Katherine Grzejszczak, left, president of CUPE Local 905, listens as Adbi Hagi Yusuf, secretary-treasurer of the Canadian Union of Postal Workers (CUPW), speaks to the crowd of library workers, union members and supporters of striking workers of the Bradford West Gwillimbury Public Library during a rally outside the Bradford and District Memorial Community Centre before the regular meeting of council on Tuesday evening, Aug. 1, 2023.

BradfordToday welcomes letters to the editor at [email protected]. Please include your daytime phone number and address (for verification of authorship, not publication). The following is an open letter to the community from Bradford West Gwillimbury Public Library CUPE 905 Workers.

We are profoundly grateful for the unwavering support you have extended throughout the nearly month-long strike at the library. We hear your honks, see your waves, love all the snacks and drinks you have dropped off, and appreciate all the emails, letters and deputations you have addressed to council on our behalf and that you’ve spent time with us on the picket line.

As we find ourselves in our 24th day of this difficult situation, we must acknowledge that the Town and our elected officials have left us with no recourse. Unfortunately, their actions, intended to undermine us, have inadvertently affected you as well with no end in sight to the library closure.

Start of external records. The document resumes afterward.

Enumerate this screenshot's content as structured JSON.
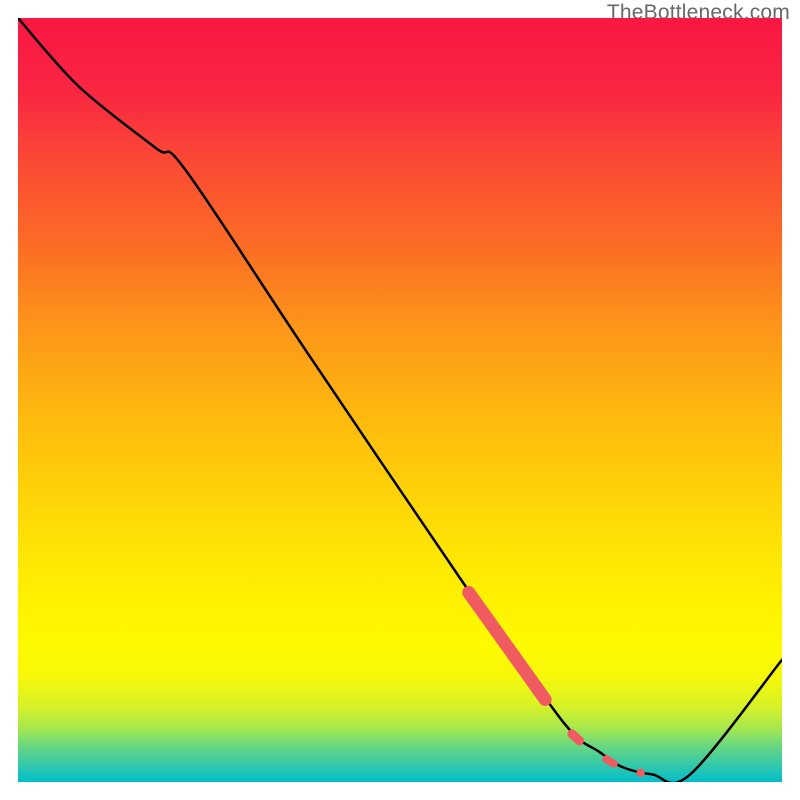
{
  "watermark": "TheBottleneck.com",
  "chart_data": {
    "type": "line",
    "title": "",
    "xlabel": "",
    "ylabel": "",
    "xlim": [
      0,
      100
    ],
    "ylim": [
      0,
      100
    ],
    "grid": false,
    "legend": false,
    "description": "A single black curve over a vertical red-to-green gradient. The y axis corresponds to bottleneck percentage (red high at top, green low at bottom). The curve descends from top-left to a minimum near x≈83 then rises again toward the right. A cluster of salmon-colored dots highlights points along the descending segment between roughly x=59 and x=82.",
    "series": [
      {
        "name": "bottleneck-curve",
        "color": "#000000",
        "x": [
          0,
          8,
          18,
          22,
          38,
          59,
          69,
          73,
          76,
          79,
          83,
          88,
          100
        ],
        "values": [
          100,
          91,
          83,
          80,
          56,
          25,
          11,
          6,
          4,
          2,
          1,
          1,
          16
        ]
      }
    ],
    "dots": {
      "name": "highlight-dots",
      "color": "#ef5b61",
      "points": [
        {
          "x": 59.0,
          "y": 24.8
        },
        {
          "x": 60.0,
          "y": 23.4
        },
        {
          "x": 61.0,
          "y": 22.0
        },
        {
          "x": 62.0,
          "y": 20.6
        },
        {
          "x": 63.0,
          "y": 19.2
        },
        {
          "x": 64.0,
          "y": 17.8
        },
        {
          "x": 65.0,
          "y": 16.4
        },
        {
          "x": 66.0,
          "y": 15.0
        },
        {
          "x": 67.0,
          "y": 13.6
        },
        {
          "x": 68.0,
          "y": 12.2
        },
        {
          "x": 69.0,
          "y": 10.8
        },
        {
          "x": 72.5,
          "y": 6.3
        },
        {
          "x": 73.5,
          "y": 5.4
        },
        {
          "x": 77.0,
          "y": 3.0
        },
        {
          "x": 78.0,
          "y": 2.4
        },
        {
          "x": 81.5,
          "y": 1.2
        }
      ]
    }
  }
}
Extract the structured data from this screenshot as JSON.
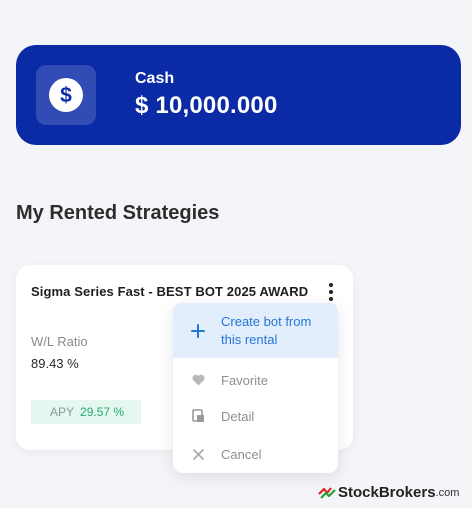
{
  "cash": {
    "label": "Cash",
    "value": "$ 10,000.000",
    "icon": "dollar-circle-icon",
    "background": "#0a2aa6"
  },
  "section": {
    "title": "My Rented Strategies"
  },
  "strategy": {
    "name": "Sigma Series Fast - BEST BOT 2025 AWARD",
    "wl_label": "W/L Ratio",
    "wl_value": "89.43 %",
    "apy_label": "APY",
    "apy_value": "29.57 %",
    "apy_color": "#1fae73"
  },
  "menu": {
    "items": [
      {
        "label": "Create bot from this rental",
        "icon": "plus-icon",
        "active": true
      },
      {
        "label": "Favorite",
        "icon": "heart-icon"
      },
      {
        "label": "Detail",
        "icon": "detail-icon"
      },
      {
        "label": "Cancel",
        "icon": "close-icon"
      }
    ],
    "accent": "#2476d4"
  },
  "watermark": {
    "brand": "StockBrokers",
    "suffix": ".com"
  }
}
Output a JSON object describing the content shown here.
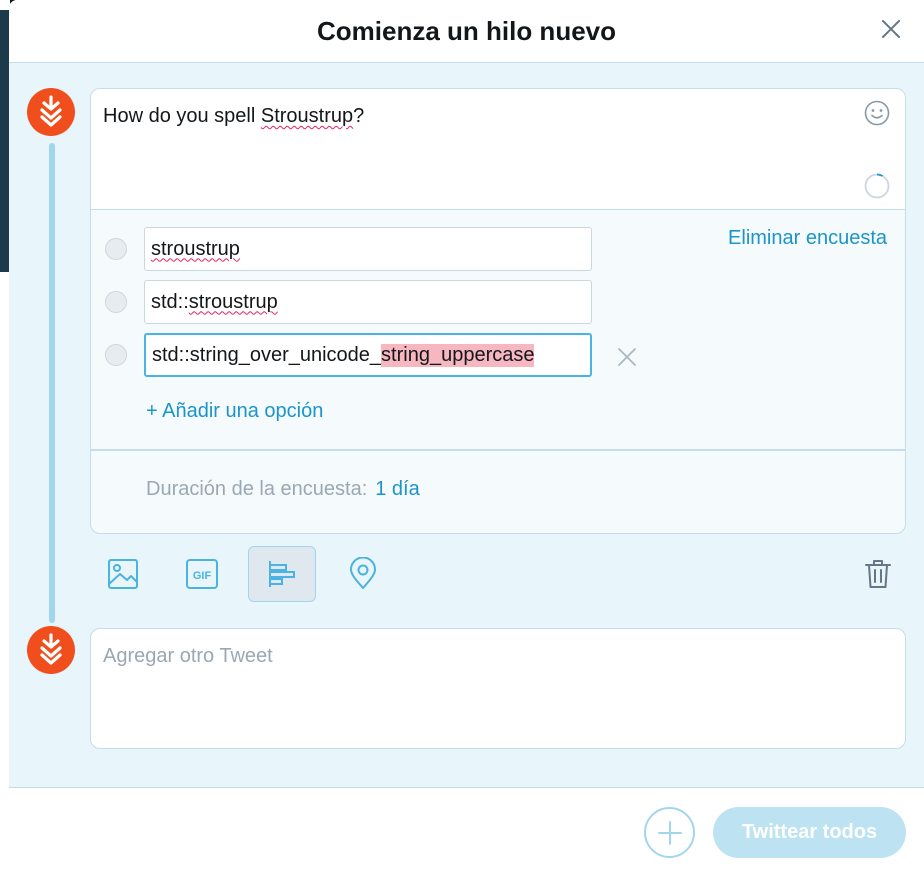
{
  "modal": {
    "title": "Comienza un hilo nuevo",
    "close_icon": "close-icon"
  },
  "tweet1": {
    "text_prefix": "How do you spell ",
    "text_misspelled": "Stroustrup",
    "text_suffix": "?",
    "emoji_icon": "emoji-icon",
    "progress_icon": "character-count-spinner"
  },
  "poll": {
    "remove_label": "Eliminar encuesta",
    "options": [
      {
        "value": "stroustrup"
      },
      {
        "prefix": "std::",
        "value": "stroustrup"
      },
      {
        "prefix": "std::string_over_unicode_",
        "highlighted": "string_uppercase"
      }
    ],
    "add_option_label": "+ Añadir una opción",
    "duration_label": "Duración de la encuesta:",
    "duration_value": "1 día"
  },
  "toolbar": {
    "icons": [
      "image-icon",
      "gif-icon",
      "poll-icon",
      "location-icon"
    ],
    "delete_icon": "trash-icon"
  },
  "tweet2": {
    "placeholder": "Agregar otro Tweet"
  },
  "footer": {
    "add_icon": "plus-icon",
    "tweet_all_label": "Twittear todos"
  },
  "colors": {
    "accent": "#1b95c8",
    "avatar": "#f04e1d",
    "thread_line": "#a2d6ee",
    "button_disabled": "#bde3f3",
    "highlight_error": "#f7b7c0"
  }
}
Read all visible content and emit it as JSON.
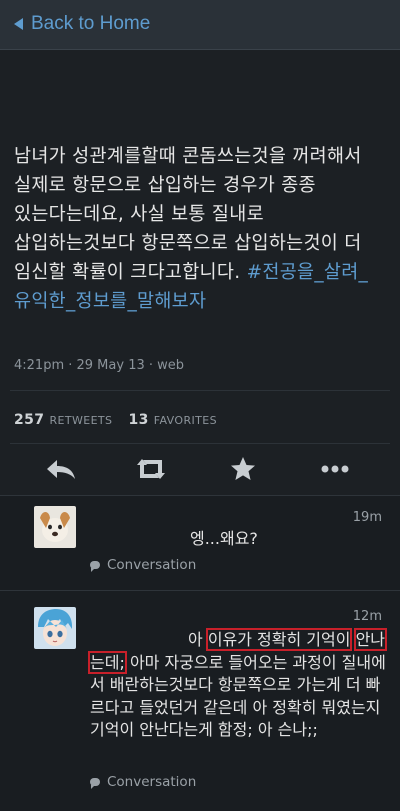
{
  "header": {
    "back_label": "Back to Home"
  },
  "tweet": {
    "text": "남녀가 성관계를할때 콘돔쓰는것을 꺼려해서 실제로 항문으로 삽입하는 경우가 종종 있는다는데요, 사실 보통 질내로 삽입하는것보다 항문쪽으로 삽입하는것이 더 임신할 확률이 크다고합니다. ",
    "hashtag": "#전공을_살려_유익한_정보를_말해보자",
    "meta": "4:21pm · 29 May 13 · web",
    "retweets_count": "257",
    "retweets_label": "RETWEETS",
    "favorites_count": "13",
    "favorites_label": "FAVORITES",
    "actions": [
      "reply-icon",
      "retweet-icon",
      "favorite-icon",
      "more-icon"
    ]
  },
  "replies": [
    {
      "time": "19m",
      "text": "엥...왜요?",
      "conversation_label": "Conversation"
    },
    {
      "time": "12m",
      "text_part1": "아 ",
      "highlight1": "이유가 정확히 기억이",
      "highlight2": "안나는데;",
      "text_part2": "아마 자궁으로 들어오는 과정이 질내에서 배란하는것보다 항문쪽으로 가는게 더 빠르다고 들었던거 같은데 아 정확히 뭐였는지 기억이 안난다는게 함정; 아 슨나;;",
      "conversation_label": "Conversation"
    }
  ],
  "colors": {
    "link": "#5e9ccf",
    "highlight_box": "#c8202a"
  }
}
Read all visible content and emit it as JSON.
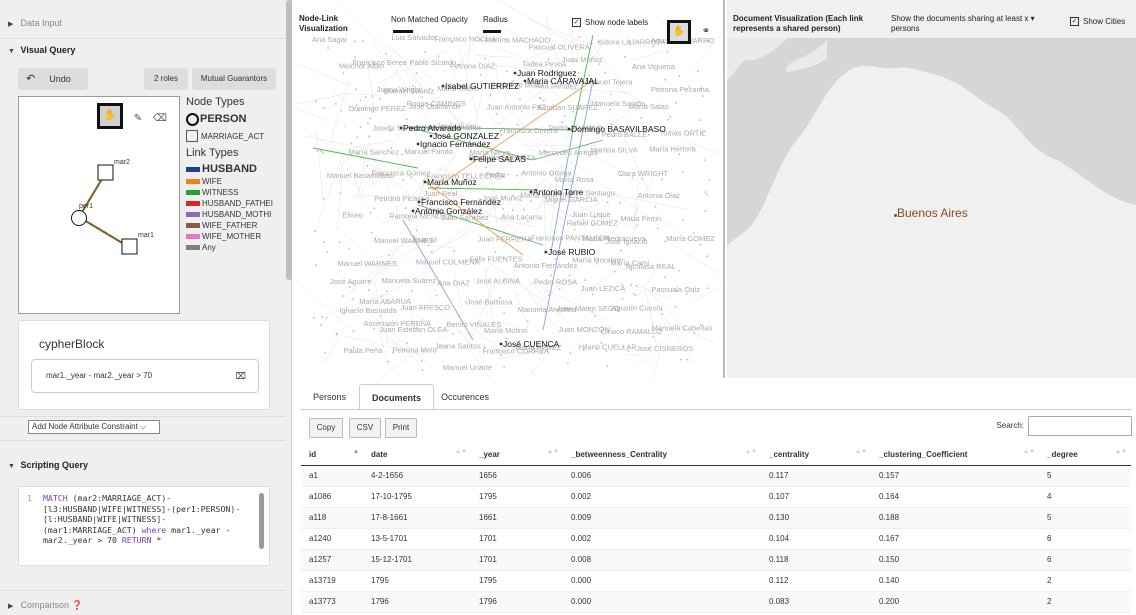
{
  "left": {
    "data_input": "Data Input",
    "visual_query": "Visual Query",
    "undo": "Undo",
    "roles": "2 roles",
    "mutual": "Mutual Guarantors",
    "node_types_title": "Node Types",
    "node_types": [
      "PERSON",
      "MARRIAGE_ACT"
    ],
    "link_types_title": "Link Types",
    "link_types": [
      {
        "label": "HUSBAND",
        "color": "#1f3f8f"
      },
      {
        "label": "WIFE",
        "color": "#f07f20"
      },
      {
        "label": "WITNESS",
        "color": "#2aa02a"
      },
      {
        "label": "HUSBAND_FATHEI",
        "color": "#d62728"
      },
      {
        "label": "HUSBAND_MOTHI",
        "color": "#9467bd"
      },
      {
        "label": "WIFE_FATHER",
        "color": "#8c564b"
      },
      {
        "label": "WIFE_MOTHER",
        "color": "#e377c2"
      },
      {
        "label": "Any",
        "color": "#7f7f7f"
      }
    ],
    "query_nodes": [
      "mar2",
      "per1",
      "mar1"
    ],
    "cypher_title": "cypherBlock",
    "constraint": "mar1._year - mar2._year > 70",
    "add_constraint": "Add Node Attribute Constraint ⌵",
    "scripting_query": "Scripting Query",
    "code_line_no": "1",
    "code_kw1": "MATCH",
    "code_a": " (mar2:MARRIAGE_ACT)-[l3:HUSBAND|WIFE|WITNESS]-(per1:PERSON)-[l:HUSBAND|WIFE|WITNESS]-(mar1:MARRIAGE_ACT) ",
    "code_kw2": "where",
    "code_b": " mar1._year - mar2._year > 70 ",
    "code_kw3": "RETURN",
    "code_c": " *",
    "comparison": "Comparison ❓"
  },
  "network": {
    "title": "Node-Link Visualization",
    "opacity_label": "Non Matched Opacity",
    "radius_label": "Radius",
    "show_labels": "Show node labels",
    "bold_labels": [
      "Juan Rodriguez",
      "Maria CARAVAJAL",
      "Isabel GUTIERREZ",
      "Pedro Alvarado",
      "Domingo BASAVILBASO",
      "José GONZALEZ",
      "Felipe SALAS",
      "Ignacio Fernández",
      "María Muñoz",
      "Antonio Torre",
      "Francisco Fernández",
      "Antonio González",
      "José RUBIO",
      "José CUENCA"
    ],
    "faded_labels": [
      "Ana Sagar",
      "Luis Salvador",
      "Francisco HOCHA",
      "Martina MACHADO",
      "Pascual OLIVERA",
      "Isidora LAJARROTA",
      "Agustín NAVARRO",
      "Francisco Berea",
      "Pablo Sicardo",
      "Petrona DIAZ",
      "Tadea Pesoa",
      "Juan Muñoz",
      "Ana Vigueria",
      "Melchor Albin",
      "Manuel Suárez",
      "María Tolero",
      "Jerónimo Mons",
      "Ana Mendez",
      "Manuel Tejera",
      "Petrona Pecanha",
      "Juana Wright",
      "Roque CAMINOS",
      "Juan Antonio PAZ",
      "Esteban SUAREZ",
      "Manuela Santos",
      "María Salas",
      "Domingo PEREZ",
      "José Otamendi",
      "José Urizar",
      "Francisca Olivera",
      "Pedro FRANCO",
      "Pedro BALLE",
      "Tomás ORTIZ",
      "Josefa Silva",
      "José Bustamante",
      "María Nieva",
      "Mercedes Arregui",
      "Martina SILVA",
      "María Herrera",
      "María Sanchez",
      "Manuel Pando",
      "Bernarda ESPARZA",
      "Antonio Ortega",
      "María Rosa",
      "Clara WRIGHT",
      "Manuel Basavilbaso",
      "Francisca Gómez",
      "Francisco TELLECHEA",
      "Pedro",
      "Miguel GARCIA",
      "Santiago",
      "Antonia Diaz",
      "Petrona Picavea",
      "Juan Real",
      "José Muñoz",
      "María MARTINEZ",
      "Juan Luque",
      "María Ferrin",
      "Eliseo",
      "Ramona MENDEZ",
      "Juan Sánchez",
      "Ana Lacarra",
      "Rafael GOMEZ",
      "José Ignacio",
      "María GOMEZ",
      "Manuel WARNES",
      "Juan M",
      "Juan FERRERA",
      "Francisco PANTALEON",
      "María Piedracueva",
      "Nicolasa REAL",
      "Manuel WARNES",
      "Manuel COLMENA",
      "Félix FUENTES",
      "Antonio Fernández",
      "María Morales",
      "María Cami",
      "José Aguirre",
      "Manuela Suárez",
      "Ana DIAZ",
      "José ALSINA",
      "Pedro ROSA",
      "Juan LEZICA",
      "Pascuala Ortiz",
      "María ABARUA",
      "Juan FRESCO",
      "José Barbosa",
      "Manuela Arechea",
      "Juan Mateo SEGO",
      "Agustín Cuesta",
      "Ignacio Basualdo",
      "Juan Esteban OLEA",
      "Benito VIÑALES",
      "María Molino",
      "Juan MONZÓN",
      "Ciriaco RAMALLO",
      "Manuela Cabeñas",
      "Ascensión PEREÑA",
      "Juana Santos",
      "Francisco CORREA",
      "María PEREZ",
      "Hilario CUELLAR",
      "José CISNEROS",
      "Paula Peña",
      "Petrona Melo",
      "Manuel Uriarte"
    ]
  },
  "map": {
    "title": "Document Visualization (Each link represents a shared person)",
    "share_label": "Show the documents sharing at least x ▾ persons",
    "show_cities": "Show Cities",
    "city": "Buenos Aires",
    "colors": {
      "land": "#f0f0f0",
      "water": "#d6d6d6",
      "city": "#8a4a22"
    }
  },
  "tables": {
    "tabs": [
      "Persons",
      "Documents",
      "Occurences"
    ],
    "active_tab": "Documents",
    "buttons": [
      "Copy",
      "CSV",
      "Print"
    ],
    "search_label": "Search:",
    "columns": [
      "id",
      "date",
      "_year",
      "_betweenness_Centrality",
      "_centrality",
      "_clustering_Coefficient",
      "_degree"
    ],
    "rows": [
      [
        "a1",
        "4-2-1656",
        "1656",
        "0.006",
        "0.117",
        "0.157",
        "5"
      ],
      [
        "a1086",
        "17-10-1795",
        "1795",
        "0.002",
        "0.107",
        "0.164",
        "4"
      ],
      [
        "a118",
        "17-8-1661",
        "1661",
        "0.009",
        "0.130",
        "0.188",
        "5"
      ],
      [
        "a1240",
        "13-5-1701",
        "1701",
        "0.002",
        "0.104",
        "0.167",
        "6"
      ],
      [
        "a1257",
        "15-12-1701",
        "1701",
        "0.008",
        "0.118",
        "0.150",
        "6"
      ],
      [
        "a13719",
        "1795",
        "1795",
        "0.000",
        "0.112",
        "0.140",
        "2"
      ],
      [
        "a13773",
        "1796",
        "1796",
        "0.000",
        "0.083",
        "0.200",
        "2"
      ]
    ]
  }
}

We understand that in the past week, a Library Board meeting transpired (although it wasn’t publicized on the board website), fostering hope for a positive resolution. Regrettably, the outcome is a smear campaign against the dedicated library workers who are currently on strike.

To our astonishment and disappointment, a statement on the Town's official Facebook page, attributed to Mayor Leduc, falsely claimed our unwillingness to negotiate. In fact, we have been patiently awaiting a new offer from the town since the early hours of July 21.

Adding to our dismay, Library CEO Matthew Corbett utilized our library's email patron database to disseminate a mass email containing misleading information about us, characterizing us as self-serving and undeserving contributors to the strike. This further exacerbates an already challenging situation.

A significant 75% of our workforce consists of part-time employees who do not have access to health benefits. Our aspirations are simple: to earn a fair wage that enables us to make an honest living and manage our financial responsibilities.

We are disheartened by the events that have transpired and wish to reassure our community that the portrayal of us by the town is unfounded. Our only request is for equity: a modest $1.35 annual raise for all workers. The assertion by the town and the CEO that such an increase would result in a tax hike is both preposterous and inaccurate. This tactic only serves to undermine the intelligence of our community members.

While the Town claims an inability to negotiate in dollar amounts, we emphasize that using percentages does not adequately address the concerns of our lowest-paid workers. To clarify, we have already agreed to a 2% increase for the initial year of our agreement (2022) and are now advocating for a $1.35/hr raise in 2023 and 2024.

We harbour reservations about the town's insistence on a five-year agreement, which we believe to be excessively protracted for a first contract and intended to lock many of us into poverty wages for years.

Considering the Town's current offer, an employee earning $20/hr today would end up earning $22.20 by the end of 2026. By our proposal that same employee would be earning $22.70 by the end of 2024 and still trailing the 2022 GTA living wage of $23.15/hr which is based on full-time hours.

We ask you to contemplate if the Town’s proposition resonates as equitable. Perhaps it is time for our Council and Mayor Leduc to collaborate more constructively on a revised proposal, rather than expending valuable resources to attack our Library's already struggling workforce. We invite you to join us at the Council meeting this Tuesday at 6 pm at 125 Simcoe Rd. and to share your thoughts by speaking during the Open Forum at 7 p.m.

The BWGPL CUPE 905 Workers